The River Tay
The River Tay
is the largest volume river in Great Britain. With
catchment of nearly 5,000 square kilometres the average
daily flow at Perth is approximately 175 cubic metres
per second (cumecs). By comparison the Tweed's
average daily flow is only 79 cumecs, the Spey 65 cumecs
and the Dee 47 cumecs. In addition, the River Earn
another 30 cumecs into the Firth of Tay and the River
Eden discharges 4 cumecs into the North Sea near St
differs from most of the other big Scottish salmon rivers
as there are large lochs in the catchment, the largest
of which, Loch Tay, is some 23 km long by 1.25 km wide.
The large lochs have a moderating effect on river flows,
dampening down spates but keeping levels up long after
rain has passed. As some of the lochs have been harnessed
for hydro electricity generation, this moderating effect
has been exacerbated. With hydro, minimum flows on the
Tay are now much higher than they would naturally be
during a drought but spates are smaller.
The Tay also differs in shape from many other rivers. The Tay can be likened to a large hand placed over the middle of Scotland, whereby long tributaries, like splayed out fingers, come together a relatively short way up from the estuary. In contrast, the Spey and Dee are single rivers, following a main long narrow valley which only gathers water from small tributaries which enter at intervals. These physical differences mean that the salmon fishing on each river has its own individual characteristics.
Nearly all of the major tributaries which form the Tay system commence in the southern part of the Scottish Highlands. The rocks are largely metamorphic with a little granite in the north west. These are ancient hard crystalline rocks, but there are local differences in their mineralogy which in turn creates local differences in the form of rivers and water chemistry. Near Dunkeld, the Tay crosses the Highland Boundary Fault and flows over the lower lying plain of Strathmore which is underlain by the softer Old Red Sandstone.
The highland part of the catchment tends to be characterised by narrow steep sided glens (valleys) gouged out by glaciers during the ice-age and these tend to be fed by smaller streams which cascade down the mountain sides from the higher summits. This topography means that many of the smaller side tributaries of the Tay are inaccessible to salmon and it is the narrow steep sided glens which made it an attractive area for hydro-electric dam building. The predominant land uses in the upper catchment tend to be sheep grazing, grouse moors, red deer and to a lesser extent forestry plantations.
The lower catchment of the Tay, the Isla, the lower Earn and the Eden are very different. The land is lower and much more fertile. Arable farming predominates and some of these areas are among the richest farmland in Scotland.
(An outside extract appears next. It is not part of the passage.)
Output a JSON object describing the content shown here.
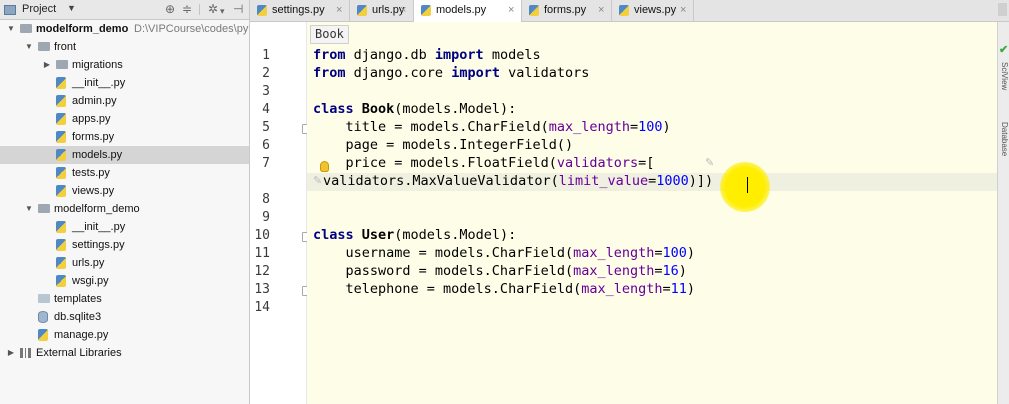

At Perth the Tay becomes tidal, but it is still 20 miles before the river finally reaches the sea after Dundee. For several miles down to the confluence of the Earn the Tay is essentially fresh, but thereafter the long estuary, known as the Firth of Tay, becomes increasingly salty.
To see a map and photos
of the Tay system